Consideration is one of the six elements required for the existence of a valid contract. The Mississippi Supreme Court has defined consideration for a promise as (a) an act other than a promise, or (b) a forbearance, or (c) the creation, modification or destruction of a legal relation, or (d) a return promise, bargained for and given in exchange for the promise.
Due to instability within a company, the parties entered into a contract regarding the payment of compensation after several triggering events. When the company refused to pay, the employee filed a breach of contract action. The company appealed after a judgment was entered in favor of the employee. On appeal, the court determined that the contract was not invalid due to a lack of consideration. The contract was not based on past consideration since it dealt with future wages. The company benefitted from the contract because it retained a valuable employee. However, the trial court erred by failing to find that the payment obligation began upon the occurrence of the first triggering event.

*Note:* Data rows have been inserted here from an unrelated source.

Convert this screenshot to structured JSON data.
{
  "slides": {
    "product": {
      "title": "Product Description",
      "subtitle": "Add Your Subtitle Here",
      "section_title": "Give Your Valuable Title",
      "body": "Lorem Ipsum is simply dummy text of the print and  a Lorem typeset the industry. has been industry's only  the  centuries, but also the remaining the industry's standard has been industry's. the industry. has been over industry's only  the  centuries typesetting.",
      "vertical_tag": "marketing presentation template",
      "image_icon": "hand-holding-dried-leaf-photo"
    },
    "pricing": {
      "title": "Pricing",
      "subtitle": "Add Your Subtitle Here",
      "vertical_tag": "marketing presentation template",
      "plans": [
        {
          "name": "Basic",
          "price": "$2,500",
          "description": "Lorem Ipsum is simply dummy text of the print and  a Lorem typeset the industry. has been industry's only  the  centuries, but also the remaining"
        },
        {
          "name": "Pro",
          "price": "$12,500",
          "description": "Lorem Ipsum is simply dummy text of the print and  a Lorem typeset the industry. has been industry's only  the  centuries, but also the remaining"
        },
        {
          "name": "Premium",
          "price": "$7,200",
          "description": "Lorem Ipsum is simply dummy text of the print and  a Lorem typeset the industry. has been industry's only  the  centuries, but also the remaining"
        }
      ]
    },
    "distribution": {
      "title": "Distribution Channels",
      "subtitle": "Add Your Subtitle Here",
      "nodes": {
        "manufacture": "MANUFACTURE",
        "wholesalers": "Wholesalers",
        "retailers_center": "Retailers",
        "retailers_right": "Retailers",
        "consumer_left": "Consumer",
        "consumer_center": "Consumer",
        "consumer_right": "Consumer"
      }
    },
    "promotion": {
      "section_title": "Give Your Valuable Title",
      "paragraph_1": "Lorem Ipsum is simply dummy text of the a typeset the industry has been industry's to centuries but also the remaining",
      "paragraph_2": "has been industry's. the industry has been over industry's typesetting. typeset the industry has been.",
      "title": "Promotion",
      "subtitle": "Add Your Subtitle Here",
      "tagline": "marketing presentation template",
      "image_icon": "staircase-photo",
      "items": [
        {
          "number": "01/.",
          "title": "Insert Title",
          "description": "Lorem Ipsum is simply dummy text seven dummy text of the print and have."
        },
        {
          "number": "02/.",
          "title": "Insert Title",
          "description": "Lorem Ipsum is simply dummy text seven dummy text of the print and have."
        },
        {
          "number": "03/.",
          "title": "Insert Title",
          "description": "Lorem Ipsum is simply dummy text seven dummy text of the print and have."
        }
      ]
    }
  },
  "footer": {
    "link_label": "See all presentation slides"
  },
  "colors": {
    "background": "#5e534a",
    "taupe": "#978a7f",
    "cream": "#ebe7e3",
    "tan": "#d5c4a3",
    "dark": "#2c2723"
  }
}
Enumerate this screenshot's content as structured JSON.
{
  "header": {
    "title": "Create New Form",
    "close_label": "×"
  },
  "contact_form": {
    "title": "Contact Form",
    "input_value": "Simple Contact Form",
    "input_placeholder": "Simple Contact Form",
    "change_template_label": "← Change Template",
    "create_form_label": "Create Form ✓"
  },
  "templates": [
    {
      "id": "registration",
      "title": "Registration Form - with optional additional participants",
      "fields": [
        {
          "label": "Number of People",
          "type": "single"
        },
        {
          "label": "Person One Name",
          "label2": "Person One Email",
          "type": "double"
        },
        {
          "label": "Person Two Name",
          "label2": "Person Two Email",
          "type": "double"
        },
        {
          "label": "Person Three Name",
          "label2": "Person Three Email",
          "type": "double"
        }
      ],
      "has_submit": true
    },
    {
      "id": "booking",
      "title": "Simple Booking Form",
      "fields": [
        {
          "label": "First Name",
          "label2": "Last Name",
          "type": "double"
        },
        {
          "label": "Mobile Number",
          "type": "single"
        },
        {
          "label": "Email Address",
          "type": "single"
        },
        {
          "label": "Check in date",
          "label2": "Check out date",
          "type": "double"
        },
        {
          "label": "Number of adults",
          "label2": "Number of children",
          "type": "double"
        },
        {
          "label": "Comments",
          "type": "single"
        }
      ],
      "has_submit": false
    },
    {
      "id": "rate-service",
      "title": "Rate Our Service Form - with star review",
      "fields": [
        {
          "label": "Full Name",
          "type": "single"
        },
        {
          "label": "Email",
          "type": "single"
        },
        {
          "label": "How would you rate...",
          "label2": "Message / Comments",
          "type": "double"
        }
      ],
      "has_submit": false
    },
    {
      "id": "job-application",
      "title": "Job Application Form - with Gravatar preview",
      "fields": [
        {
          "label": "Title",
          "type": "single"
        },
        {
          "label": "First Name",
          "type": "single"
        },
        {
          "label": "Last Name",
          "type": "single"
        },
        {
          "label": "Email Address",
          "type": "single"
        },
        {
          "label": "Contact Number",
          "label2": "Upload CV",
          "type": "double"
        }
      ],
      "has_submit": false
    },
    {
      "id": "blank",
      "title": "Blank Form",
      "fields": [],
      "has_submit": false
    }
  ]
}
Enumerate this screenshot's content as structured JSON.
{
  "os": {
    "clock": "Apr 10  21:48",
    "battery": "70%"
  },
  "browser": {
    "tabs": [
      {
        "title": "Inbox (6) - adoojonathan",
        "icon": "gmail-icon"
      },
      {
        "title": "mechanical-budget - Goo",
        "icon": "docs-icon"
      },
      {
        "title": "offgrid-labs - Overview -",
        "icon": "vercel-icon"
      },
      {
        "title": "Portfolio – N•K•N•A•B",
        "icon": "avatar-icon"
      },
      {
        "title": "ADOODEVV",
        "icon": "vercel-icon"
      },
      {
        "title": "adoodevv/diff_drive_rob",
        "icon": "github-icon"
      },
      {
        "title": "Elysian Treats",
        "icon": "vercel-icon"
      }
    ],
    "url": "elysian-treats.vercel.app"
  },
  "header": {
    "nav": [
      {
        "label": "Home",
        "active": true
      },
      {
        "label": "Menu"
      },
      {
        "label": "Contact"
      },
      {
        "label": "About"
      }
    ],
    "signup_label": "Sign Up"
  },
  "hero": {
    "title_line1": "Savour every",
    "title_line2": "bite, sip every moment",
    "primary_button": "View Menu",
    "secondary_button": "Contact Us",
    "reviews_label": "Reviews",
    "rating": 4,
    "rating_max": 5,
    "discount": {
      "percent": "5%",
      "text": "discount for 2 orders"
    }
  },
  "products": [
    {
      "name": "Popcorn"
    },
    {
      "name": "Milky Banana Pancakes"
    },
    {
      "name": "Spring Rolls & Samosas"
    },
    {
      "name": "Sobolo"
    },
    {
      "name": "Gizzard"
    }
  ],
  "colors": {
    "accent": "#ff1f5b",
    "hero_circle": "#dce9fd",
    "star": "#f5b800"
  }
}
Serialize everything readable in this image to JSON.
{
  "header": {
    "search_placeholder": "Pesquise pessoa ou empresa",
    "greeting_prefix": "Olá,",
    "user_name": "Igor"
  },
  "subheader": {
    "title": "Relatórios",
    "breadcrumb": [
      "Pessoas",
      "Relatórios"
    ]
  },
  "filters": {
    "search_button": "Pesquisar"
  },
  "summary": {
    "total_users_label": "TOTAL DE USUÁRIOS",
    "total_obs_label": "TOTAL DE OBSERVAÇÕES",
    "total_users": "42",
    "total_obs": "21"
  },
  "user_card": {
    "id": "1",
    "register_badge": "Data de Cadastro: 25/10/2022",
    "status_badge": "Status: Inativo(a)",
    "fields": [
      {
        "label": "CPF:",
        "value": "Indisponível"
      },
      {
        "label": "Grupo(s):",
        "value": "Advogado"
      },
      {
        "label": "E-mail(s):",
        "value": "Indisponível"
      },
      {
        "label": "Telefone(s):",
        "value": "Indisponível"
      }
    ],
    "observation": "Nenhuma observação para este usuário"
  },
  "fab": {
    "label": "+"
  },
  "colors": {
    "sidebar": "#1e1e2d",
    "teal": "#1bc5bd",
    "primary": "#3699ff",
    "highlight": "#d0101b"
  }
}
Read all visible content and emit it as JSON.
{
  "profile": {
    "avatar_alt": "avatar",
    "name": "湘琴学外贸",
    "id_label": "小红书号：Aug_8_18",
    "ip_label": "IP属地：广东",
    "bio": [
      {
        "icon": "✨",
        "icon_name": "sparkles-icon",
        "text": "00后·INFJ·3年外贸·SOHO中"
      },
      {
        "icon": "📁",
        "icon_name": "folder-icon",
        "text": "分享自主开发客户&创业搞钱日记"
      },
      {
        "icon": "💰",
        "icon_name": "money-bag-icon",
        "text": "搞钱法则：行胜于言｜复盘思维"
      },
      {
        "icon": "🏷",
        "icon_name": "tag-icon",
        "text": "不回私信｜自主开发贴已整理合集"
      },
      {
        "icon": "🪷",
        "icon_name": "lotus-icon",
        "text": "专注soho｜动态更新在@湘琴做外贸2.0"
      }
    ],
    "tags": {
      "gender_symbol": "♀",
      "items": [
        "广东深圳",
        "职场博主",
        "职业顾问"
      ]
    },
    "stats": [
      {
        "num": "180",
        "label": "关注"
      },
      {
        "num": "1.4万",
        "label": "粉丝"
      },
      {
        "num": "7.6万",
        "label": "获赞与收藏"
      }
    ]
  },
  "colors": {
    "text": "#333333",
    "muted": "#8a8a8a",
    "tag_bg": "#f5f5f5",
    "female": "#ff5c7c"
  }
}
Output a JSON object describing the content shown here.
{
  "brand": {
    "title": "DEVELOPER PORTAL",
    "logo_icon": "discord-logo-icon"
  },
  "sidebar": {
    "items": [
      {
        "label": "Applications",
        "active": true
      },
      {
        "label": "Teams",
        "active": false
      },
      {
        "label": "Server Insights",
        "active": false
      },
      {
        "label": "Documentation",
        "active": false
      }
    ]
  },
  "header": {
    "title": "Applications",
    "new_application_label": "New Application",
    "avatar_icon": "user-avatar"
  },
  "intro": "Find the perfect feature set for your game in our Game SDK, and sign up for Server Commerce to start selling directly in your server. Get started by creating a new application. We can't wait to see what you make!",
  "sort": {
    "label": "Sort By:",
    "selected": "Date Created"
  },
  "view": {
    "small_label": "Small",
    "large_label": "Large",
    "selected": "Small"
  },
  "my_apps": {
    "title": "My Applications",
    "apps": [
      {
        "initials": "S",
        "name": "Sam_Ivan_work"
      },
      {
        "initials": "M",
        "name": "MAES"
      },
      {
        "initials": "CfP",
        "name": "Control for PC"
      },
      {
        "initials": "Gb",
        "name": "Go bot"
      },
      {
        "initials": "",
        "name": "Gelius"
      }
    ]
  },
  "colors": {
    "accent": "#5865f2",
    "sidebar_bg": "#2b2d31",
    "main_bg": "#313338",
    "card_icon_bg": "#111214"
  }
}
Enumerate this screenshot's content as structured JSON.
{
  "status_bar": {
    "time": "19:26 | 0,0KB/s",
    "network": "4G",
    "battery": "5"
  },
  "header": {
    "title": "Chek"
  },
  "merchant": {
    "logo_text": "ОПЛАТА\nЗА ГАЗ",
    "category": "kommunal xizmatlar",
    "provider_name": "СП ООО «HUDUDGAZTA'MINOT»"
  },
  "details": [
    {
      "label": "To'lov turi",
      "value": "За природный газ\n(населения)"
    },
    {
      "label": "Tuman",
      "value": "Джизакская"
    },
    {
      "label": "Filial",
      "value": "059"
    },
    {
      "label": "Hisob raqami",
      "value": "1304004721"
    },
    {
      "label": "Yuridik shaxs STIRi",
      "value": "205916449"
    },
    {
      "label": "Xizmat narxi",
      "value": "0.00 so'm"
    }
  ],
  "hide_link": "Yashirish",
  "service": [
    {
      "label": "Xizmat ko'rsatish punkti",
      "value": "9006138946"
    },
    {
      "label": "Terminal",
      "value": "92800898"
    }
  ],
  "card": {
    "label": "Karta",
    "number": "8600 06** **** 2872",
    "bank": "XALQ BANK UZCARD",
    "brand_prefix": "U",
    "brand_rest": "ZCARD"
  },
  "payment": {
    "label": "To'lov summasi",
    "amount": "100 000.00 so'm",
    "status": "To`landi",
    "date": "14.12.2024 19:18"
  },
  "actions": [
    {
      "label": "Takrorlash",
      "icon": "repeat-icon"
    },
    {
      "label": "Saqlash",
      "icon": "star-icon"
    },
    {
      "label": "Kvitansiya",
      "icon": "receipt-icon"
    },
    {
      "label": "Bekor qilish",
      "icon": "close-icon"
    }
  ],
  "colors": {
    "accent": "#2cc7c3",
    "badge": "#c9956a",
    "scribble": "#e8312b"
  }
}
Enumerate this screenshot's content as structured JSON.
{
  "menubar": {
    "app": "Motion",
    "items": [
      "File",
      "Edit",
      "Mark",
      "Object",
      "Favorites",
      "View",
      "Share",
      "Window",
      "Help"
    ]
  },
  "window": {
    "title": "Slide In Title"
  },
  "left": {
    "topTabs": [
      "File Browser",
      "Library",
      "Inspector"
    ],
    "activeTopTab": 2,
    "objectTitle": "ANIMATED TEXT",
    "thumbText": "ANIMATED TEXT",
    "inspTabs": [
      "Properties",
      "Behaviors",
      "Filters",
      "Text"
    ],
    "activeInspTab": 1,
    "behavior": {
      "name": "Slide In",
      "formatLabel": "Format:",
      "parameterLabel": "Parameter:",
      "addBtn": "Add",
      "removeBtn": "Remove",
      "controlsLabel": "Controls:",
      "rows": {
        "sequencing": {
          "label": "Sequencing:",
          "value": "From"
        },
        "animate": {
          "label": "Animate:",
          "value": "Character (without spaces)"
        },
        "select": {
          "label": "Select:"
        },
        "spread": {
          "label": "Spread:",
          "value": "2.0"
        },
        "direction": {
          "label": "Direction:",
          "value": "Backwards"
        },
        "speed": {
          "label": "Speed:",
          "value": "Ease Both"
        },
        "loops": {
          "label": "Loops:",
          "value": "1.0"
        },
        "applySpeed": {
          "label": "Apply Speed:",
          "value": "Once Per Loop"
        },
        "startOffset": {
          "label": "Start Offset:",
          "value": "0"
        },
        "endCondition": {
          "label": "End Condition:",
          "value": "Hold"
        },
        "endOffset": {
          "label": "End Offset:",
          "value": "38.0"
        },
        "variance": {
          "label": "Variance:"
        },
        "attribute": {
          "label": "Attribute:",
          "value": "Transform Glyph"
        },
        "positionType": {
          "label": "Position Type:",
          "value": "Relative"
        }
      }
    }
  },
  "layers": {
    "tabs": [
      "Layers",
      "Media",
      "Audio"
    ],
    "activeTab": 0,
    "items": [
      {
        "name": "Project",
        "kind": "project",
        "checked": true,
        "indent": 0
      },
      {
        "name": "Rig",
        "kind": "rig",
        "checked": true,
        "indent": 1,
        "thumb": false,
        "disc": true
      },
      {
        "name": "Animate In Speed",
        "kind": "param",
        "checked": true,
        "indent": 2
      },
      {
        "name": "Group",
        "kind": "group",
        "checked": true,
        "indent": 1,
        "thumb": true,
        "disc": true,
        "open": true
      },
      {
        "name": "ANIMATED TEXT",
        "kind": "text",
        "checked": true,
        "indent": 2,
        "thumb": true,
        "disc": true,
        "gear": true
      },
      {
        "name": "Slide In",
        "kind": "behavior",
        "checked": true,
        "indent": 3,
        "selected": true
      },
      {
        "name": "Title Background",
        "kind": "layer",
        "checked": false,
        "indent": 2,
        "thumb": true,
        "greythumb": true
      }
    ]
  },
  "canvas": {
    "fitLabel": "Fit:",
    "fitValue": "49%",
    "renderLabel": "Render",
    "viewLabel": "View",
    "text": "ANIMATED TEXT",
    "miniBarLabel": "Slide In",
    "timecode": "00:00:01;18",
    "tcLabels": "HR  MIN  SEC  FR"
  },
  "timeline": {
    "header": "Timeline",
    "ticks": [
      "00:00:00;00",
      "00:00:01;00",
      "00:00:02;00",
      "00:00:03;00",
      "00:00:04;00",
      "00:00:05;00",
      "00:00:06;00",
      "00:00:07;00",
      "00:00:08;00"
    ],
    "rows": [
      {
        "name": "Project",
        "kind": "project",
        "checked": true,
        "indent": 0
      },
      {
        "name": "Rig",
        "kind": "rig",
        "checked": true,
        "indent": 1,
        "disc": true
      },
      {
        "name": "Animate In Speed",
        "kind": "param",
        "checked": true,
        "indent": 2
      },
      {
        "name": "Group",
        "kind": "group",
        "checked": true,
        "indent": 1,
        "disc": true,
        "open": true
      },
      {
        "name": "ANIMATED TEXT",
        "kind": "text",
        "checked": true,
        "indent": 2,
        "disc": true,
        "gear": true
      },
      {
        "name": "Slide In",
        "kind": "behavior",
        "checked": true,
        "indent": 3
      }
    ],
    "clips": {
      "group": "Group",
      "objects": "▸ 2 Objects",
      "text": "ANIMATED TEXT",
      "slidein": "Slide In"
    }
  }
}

Were the promises made by the parties mutually illusory?
The Company argued that the contract was not supported by consideration because the promises by both Mr. Baker and the Company were illusory. First, the Company alleged that Baker's promise to refrain from seeking other employment and forbearance from leaving the Company rendered the promise illusory and thus cannot provide consideration. Second, the Company argued that its absolute right to terminate Baker's employment with the Company at any time rendered the promise illusory because it was conditioned upon something completely within the Company's control. Also, the Company argued that the promises of both Mr. Baker and the Company were illusory because their relationship was unquestionably at-will. Although the court found the Company correct in its contention that no valid promise was given by Mr. Baker in exchange for the Company's promise of payment, it rejected the contention that the Company's promise was also illusory. Accordingly, Mr. Baker could, and did, supply consideration for the Company's promise by "an act other than a promise." Moreover, In the instant case, the Company focused only on the alleged return promise of Mr. Baker and ignored the fact that other consideration, such as Mr. Baker's actual performance, was equally sufficient consideration.